Activity:
With the pictures left out, restate every entry word for word.
------ Working data ------
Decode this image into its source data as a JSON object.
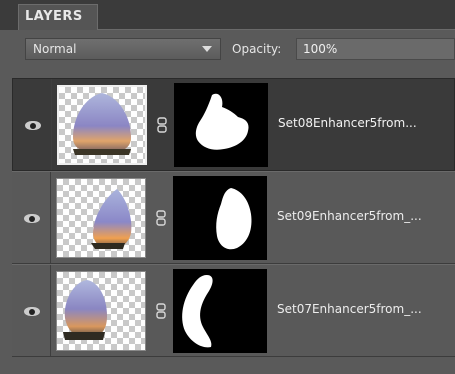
{
  "panel": {
    "tab_label": "LAYERS"
  },
  "options": {
    "blend_mode": "Normal",
    "opacity_label": "Opacity:",
    "opacity_value": "100%"
  },
  "layers": [
    {
      "name": "Set08Enhancer5from...",
      "visible": true,
      "selected": true
    },
    {
      "name": "Set09Enhancer5from_...",
      "visible": true,
      "selected": false
    },
    {
      "name": "Set07Enhancer5from_...",
      "visible": true,
      "selected": false
    }
  ],
  "icons": {
    "eye": "eye-icon",
    "link": "chain-link-icon",
    "chevron": "chevron-down-icon"
  }
}
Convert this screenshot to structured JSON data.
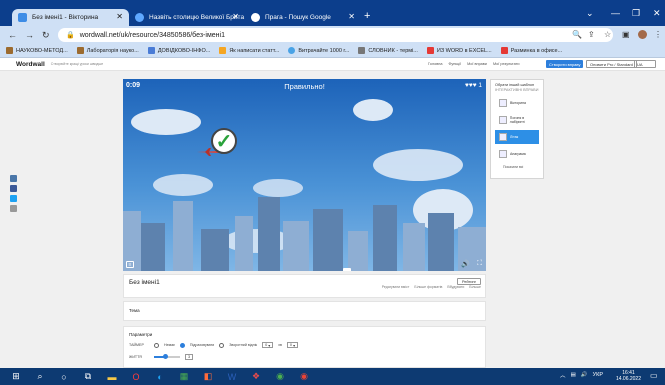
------
The completed task:
Decode this image into its source data as a JSON object.
{
  "panel": {
    "tab_label": "LAYERS"
  },
  "options": {
    "blend_mode": "Normal",
    "opacity_label": "Opacity:",
    "opacity_value": "100%"
  },
  "layers": [
    {
      "name": "Set08Enhancer5from...",
      "visible": true,
      "selected": true
    },
    {
      "name": "Set09Enhancer5from_...",
      "visible": true,
      "selected": false
    },
    {
      "name": "Set07Enhancer5from_...",
      "visible": true,
      "selected": false
    }
  ],
  "icons": {
    "eye": "eye-icon",
    "link": "chain-link-icon",
    "chevron": "chevron-down-icon"
  }
}
Convert this screenshot to structured JSON data.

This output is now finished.